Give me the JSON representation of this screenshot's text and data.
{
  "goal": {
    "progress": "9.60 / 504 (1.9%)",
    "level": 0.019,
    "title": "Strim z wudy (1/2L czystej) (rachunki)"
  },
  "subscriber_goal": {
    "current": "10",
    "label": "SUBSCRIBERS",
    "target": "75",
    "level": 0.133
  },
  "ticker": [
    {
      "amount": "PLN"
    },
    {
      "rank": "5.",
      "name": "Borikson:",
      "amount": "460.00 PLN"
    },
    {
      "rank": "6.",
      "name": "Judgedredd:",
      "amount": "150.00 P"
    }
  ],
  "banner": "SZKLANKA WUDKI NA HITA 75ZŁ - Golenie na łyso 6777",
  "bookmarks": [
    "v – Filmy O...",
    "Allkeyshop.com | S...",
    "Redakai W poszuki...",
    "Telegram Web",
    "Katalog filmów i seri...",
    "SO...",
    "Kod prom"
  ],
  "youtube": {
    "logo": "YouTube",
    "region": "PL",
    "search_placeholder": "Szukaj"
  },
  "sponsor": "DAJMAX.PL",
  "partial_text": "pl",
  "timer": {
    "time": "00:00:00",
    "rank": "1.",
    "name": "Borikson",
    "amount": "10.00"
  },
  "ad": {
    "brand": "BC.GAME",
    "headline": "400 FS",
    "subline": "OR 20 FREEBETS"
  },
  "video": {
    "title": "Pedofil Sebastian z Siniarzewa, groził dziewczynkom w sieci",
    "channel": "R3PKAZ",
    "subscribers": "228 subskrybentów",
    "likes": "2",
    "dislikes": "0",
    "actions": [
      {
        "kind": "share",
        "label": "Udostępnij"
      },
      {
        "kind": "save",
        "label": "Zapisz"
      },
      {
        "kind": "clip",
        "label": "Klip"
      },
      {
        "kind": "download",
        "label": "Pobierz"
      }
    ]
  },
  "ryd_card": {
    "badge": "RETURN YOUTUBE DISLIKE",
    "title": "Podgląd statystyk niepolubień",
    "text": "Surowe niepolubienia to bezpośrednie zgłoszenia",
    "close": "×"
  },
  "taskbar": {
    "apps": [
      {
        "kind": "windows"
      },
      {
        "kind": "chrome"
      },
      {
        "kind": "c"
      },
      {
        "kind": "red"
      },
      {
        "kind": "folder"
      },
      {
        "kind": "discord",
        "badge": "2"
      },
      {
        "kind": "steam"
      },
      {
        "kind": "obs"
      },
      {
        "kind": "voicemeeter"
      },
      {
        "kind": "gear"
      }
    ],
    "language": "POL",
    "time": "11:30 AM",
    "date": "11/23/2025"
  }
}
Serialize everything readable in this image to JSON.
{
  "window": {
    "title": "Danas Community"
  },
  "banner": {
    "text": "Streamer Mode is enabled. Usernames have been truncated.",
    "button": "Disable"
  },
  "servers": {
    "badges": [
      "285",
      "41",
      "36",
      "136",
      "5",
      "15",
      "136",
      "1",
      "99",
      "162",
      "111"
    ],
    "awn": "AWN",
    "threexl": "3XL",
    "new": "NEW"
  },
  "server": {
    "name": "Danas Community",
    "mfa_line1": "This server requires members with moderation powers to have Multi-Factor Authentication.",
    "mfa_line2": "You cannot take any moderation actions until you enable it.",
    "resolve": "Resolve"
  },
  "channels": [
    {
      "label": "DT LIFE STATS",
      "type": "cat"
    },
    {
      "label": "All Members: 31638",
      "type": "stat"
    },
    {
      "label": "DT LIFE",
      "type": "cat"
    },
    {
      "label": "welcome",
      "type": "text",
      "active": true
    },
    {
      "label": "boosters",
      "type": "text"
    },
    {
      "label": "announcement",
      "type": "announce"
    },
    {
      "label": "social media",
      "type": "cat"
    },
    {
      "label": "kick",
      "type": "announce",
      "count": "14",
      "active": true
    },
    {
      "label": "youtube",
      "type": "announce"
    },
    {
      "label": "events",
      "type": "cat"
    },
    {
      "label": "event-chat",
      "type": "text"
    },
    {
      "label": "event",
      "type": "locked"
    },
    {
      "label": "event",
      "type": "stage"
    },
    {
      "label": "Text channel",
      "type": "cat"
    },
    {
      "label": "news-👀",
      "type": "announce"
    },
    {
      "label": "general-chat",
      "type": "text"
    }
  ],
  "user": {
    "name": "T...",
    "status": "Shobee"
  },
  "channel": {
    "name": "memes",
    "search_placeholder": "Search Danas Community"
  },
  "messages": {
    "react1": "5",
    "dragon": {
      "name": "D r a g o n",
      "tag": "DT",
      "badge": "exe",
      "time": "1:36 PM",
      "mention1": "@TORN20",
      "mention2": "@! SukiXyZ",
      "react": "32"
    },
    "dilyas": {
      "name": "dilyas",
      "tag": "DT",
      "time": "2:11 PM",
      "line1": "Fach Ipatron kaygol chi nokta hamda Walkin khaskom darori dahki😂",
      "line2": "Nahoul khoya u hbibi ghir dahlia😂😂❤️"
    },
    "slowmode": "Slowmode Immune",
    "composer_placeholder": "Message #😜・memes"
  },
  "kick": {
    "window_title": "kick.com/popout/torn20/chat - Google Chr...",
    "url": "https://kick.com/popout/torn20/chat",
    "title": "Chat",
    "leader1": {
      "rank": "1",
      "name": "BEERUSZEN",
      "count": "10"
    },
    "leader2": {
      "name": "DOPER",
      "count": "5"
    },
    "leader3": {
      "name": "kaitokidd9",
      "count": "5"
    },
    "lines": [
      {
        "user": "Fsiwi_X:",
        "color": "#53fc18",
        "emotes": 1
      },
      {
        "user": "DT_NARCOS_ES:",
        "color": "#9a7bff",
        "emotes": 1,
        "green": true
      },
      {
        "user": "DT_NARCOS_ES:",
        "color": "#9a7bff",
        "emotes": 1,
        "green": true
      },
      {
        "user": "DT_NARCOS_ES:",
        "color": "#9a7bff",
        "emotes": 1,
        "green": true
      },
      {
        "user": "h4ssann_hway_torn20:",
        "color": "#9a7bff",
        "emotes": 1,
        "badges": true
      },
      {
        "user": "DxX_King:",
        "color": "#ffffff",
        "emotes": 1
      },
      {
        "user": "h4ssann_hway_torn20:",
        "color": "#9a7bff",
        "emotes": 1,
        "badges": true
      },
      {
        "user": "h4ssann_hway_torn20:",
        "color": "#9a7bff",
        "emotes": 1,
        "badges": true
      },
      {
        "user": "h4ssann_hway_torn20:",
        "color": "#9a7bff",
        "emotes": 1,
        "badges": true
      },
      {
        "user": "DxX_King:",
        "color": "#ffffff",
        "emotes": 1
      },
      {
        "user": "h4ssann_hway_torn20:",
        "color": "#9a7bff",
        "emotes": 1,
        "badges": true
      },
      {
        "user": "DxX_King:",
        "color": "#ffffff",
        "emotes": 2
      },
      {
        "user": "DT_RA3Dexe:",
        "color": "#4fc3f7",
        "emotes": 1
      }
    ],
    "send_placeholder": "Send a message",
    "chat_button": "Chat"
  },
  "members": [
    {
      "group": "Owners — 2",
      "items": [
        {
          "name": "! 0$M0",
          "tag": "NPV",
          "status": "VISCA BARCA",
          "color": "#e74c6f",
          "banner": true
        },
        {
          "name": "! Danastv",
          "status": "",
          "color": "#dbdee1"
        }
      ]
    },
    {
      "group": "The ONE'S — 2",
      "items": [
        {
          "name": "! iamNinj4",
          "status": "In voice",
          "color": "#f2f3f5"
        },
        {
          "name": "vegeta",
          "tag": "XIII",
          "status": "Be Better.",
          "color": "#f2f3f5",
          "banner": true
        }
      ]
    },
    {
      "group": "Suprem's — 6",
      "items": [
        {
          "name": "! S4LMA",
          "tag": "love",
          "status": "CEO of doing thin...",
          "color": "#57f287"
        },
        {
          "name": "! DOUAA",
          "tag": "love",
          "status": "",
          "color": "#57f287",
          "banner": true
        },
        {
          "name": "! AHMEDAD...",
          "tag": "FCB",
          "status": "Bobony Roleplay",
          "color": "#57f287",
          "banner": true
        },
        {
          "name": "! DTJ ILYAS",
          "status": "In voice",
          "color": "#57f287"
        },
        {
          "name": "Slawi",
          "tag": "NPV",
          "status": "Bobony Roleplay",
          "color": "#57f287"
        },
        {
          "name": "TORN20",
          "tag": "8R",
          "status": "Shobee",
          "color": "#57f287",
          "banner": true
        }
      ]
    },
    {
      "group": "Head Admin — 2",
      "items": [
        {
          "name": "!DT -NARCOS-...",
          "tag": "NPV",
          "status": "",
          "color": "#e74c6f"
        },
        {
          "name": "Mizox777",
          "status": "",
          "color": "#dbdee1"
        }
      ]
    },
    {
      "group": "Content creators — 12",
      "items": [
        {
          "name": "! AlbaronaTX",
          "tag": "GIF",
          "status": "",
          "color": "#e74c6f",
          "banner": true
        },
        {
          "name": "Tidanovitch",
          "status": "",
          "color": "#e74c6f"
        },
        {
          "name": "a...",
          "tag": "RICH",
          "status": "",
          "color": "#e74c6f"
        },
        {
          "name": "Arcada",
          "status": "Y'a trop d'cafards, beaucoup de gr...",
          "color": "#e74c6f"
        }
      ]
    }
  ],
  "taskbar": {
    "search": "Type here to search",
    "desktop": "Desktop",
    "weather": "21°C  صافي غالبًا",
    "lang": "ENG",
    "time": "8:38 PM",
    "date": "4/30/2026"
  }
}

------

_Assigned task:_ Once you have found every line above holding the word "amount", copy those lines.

_Your response:_
      "amount": "PLN"
      "amount": "460.00 PLN"
      "amount": "150.00 P"
    "amount": "10.00"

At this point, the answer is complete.